→ **DIRECTIONS**: Each line of the data below goes into the copy exactly; pictures do not.
━━━ INPUT
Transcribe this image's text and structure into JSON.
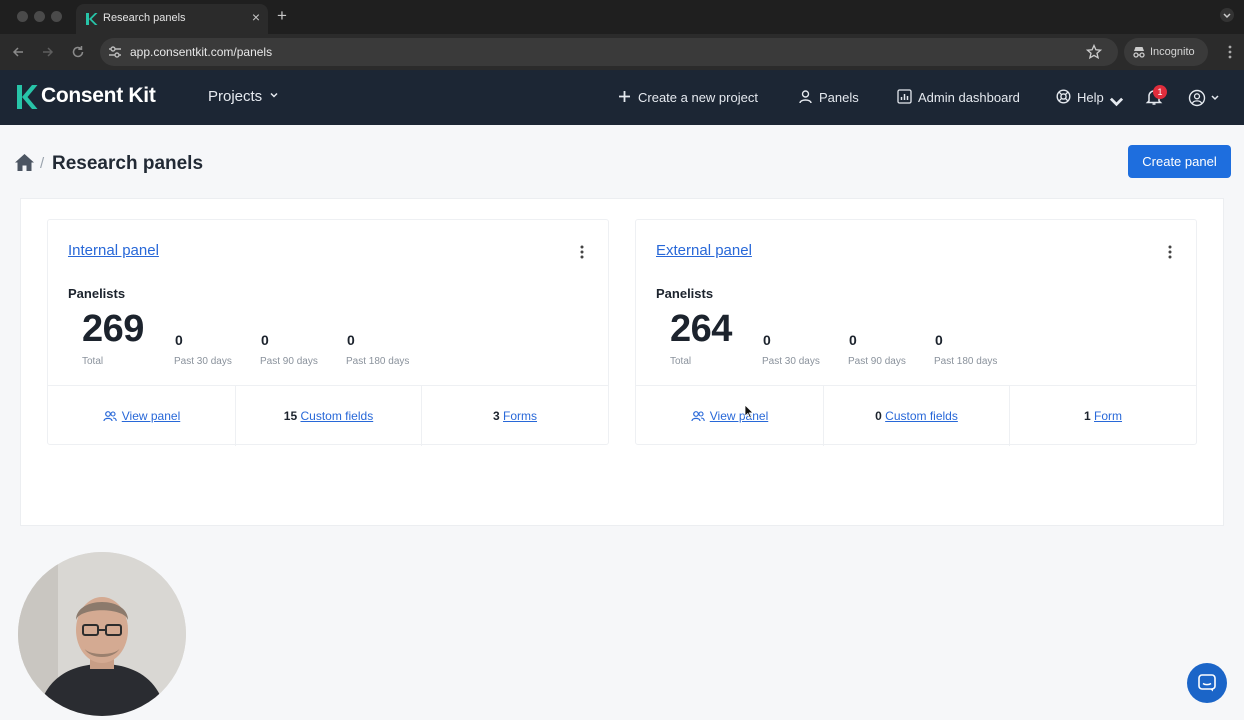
{
  "browser": {
    "tab_title": "Research panels",
    "new_tab_symbol": "+",
    "close_symbol": "×",
    "url": "app.consentkit.com/panels",
    "incognito_label": "Incognito"
  },
  "header": {
    "logo_text": "Consent Kit",
    "projects_label": "Projects",
    "nav": [
      {
        "label": "Create a new project",
        "icon": "plus-icon"
      },
      {
        "label": "Panels",
        "icon": "people-icon"
      },
      {
        "label": "Admin dashboard",
        "icon": "chart-icon"
      },
      {
        "label": "Help",
        "icon": "lifebuoy-icon"
      }
    ],
    "notification_count": "1"
  },
  "page": {
    "breadcrumb_separator": "/",
    "title": "Research panels",
    "create_button": "Create panel"
  },
  "panels": [
    {
      "name": "Internal panel",
      "panelists_label": "Panelists",
      "total": "269",
      "total_label": "Total",
      "stats": [
        {
          "value": "0",
          "label": "Past 30 days"
        },
        {
          "value": "0",
          "label": "Past 90 days"
        },
        {
          "value": "0",
          "label": "Past 180 days"
        }
      ],
      "view_label": "View panel",
      "custom_fields_count": "15",
      "custom_fields_label": "Custom fields",
      "forms_count": "3",
      "forms_label": "Forms"
    },
    {
      "name": "External panel",
      "panelists_label": "Panelists",
      "total": "264",
      "total_label": "Total",
      "stats": [
        {
          "value": "0",
          "label": "Past 30 days"
        },
        {
          "value": "0",
          "label": "Past 90 days"
        },
        {
          "value": "0",
          "label": "Past 180 days"
        }
      ],
      "view_label": "View panel",
      "custom_fields_count": "0",
      "custom_fields_label": "Custom fields",
      "forms_count": "1",
      "forms_label": "Form"
    }
  ],
  "colors": {
    "brand_teal": "#27c4a8",
    "nav_bg": "#1c2634",
    "primary_blue": "#1e6ede",
    "link_blue": "#2868d8",
    "badge_red": "#e02d3c"
  }
}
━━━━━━
→ **YOUR SOLUTION**:
Transcribe this image's text and structure into JSON.
{
  "browser": {
    "tab_title": "Research panels",
    "new_tab_symbol": "+",
    "close_symbol": "×",
    "url": "app.consentkit.com/panels",
    "incognito_label": "Incognito"
  },
  "header": {
    "logo_text": "Consent Kit",
    "projects_label": "Projects",
    "nav": [
      {
        "label": "Create a new project",
        "icon": "plus-icon"
      },
      {
        "label": "Panels",
        "icon": "people-icon"
      },
      {
        "label": "Admin dashboard",
        "icon": "chart-icon"
      },
      {
        "label": "Help",
        "icon": "lifebuoy-icon"
      }
    ],
    "notification_count": "1"
  },
  "page": {
    "breadcrumb_separator": "/",
    "title": "Research panels",
    "create_button": "Create panel"
  },
  "panels": [
    {
      "name": "Internal panel",
      "panelists_label": "Panelists",
      "total": "269",
      "total_label": "Total",
      "stats": [
        {
          "value": "0",
          "label": "Past 30 days"
        },
        {
          "value": "0",
          "label": "Past 90 days"
        },
        {
          "value": "0",
          "label": "Past 180 days"
        }
      ],
      "view_label": "View panel",
      "custom_fields_count": "15",
      "custom_fields_label": "Custom fields",
      "forms_count": "3",
      "forms_label": "Forms"
    },
    {
      "name": "External panel",
      "panelists_label": "Panelists",
      "total": "264",
      "total_label": "Total",
      "stats": [
        {
          "value": "0",
          "label": "Past 30 days"
        },
        {
          "value": "0",
          "label": "Past 90 days"
        },
        {
          "value": "0",
          "label": "Past 180 days"
        }
      ],
      "view_label": "View panel",
      "custom_fields_count": "0",
      "custom_fields_label": "Custom fields",
      "forms_count": "1",
      "forms_label": "Form"
    }
  ],
  "colors": {
    "brand_teal": "#27c4a8",
    "nav_bg": "#1c2634",
    "primary_blue": "#1e6ede",
    "link_blue": "#2868d8",
    "badge_red": "#e02d3c"
  }
}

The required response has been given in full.